Scan the material for "facebook". Copy every line it appears in.
RECORDED INFORMATION section start
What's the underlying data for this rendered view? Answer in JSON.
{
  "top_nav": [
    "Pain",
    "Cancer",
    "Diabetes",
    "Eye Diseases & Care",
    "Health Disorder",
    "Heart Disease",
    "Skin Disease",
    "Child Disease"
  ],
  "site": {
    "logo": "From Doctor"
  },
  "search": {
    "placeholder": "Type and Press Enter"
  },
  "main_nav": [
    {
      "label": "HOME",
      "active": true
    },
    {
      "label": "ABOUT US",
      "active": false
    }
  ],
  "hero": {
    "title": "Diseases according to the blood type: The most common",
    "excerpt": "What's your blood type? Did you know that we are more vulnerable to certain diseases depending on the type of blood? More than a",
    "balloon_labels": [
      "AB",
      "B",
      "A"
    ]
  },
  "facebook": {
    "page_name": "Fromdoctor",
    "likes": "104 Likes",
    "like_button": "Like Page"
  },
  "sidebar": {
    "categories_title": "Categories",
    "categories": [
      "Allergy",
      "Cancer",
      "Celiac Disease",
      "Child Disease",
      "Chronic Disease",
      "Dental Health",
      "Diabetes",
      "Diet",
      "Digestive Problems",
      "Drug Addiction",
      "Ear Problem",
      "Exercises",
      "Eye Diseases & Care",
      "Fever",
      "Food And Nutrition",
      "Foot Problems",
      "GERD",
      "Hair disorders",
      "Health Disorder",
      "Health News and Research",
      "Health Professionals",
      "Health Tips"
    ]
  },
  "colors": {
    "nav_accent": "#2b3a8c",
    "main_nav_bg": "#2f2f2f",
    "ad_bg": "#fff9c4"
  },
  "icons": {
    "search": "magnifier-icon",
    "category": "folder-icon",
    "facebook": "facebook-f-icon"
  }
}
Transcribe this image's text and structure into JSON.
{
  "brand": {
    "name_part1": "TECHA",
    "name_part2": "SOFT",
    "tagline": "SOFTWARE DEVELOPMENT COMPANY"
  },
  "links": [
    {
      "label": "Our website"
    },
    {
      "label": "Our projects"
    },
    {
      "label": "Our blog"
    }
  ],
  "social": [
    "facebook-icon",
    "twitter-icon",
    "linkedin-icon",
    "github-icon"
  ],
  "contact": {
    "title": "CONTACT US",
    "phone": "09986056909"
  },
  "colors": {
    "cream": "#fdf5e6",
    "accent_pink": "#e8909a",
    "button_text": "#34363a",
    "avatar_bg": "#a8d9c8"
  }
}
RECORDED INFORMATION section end
# [RESULT]
  "facebook": {
    "facebook": "facebook-f-icon"
    "facebook-icon",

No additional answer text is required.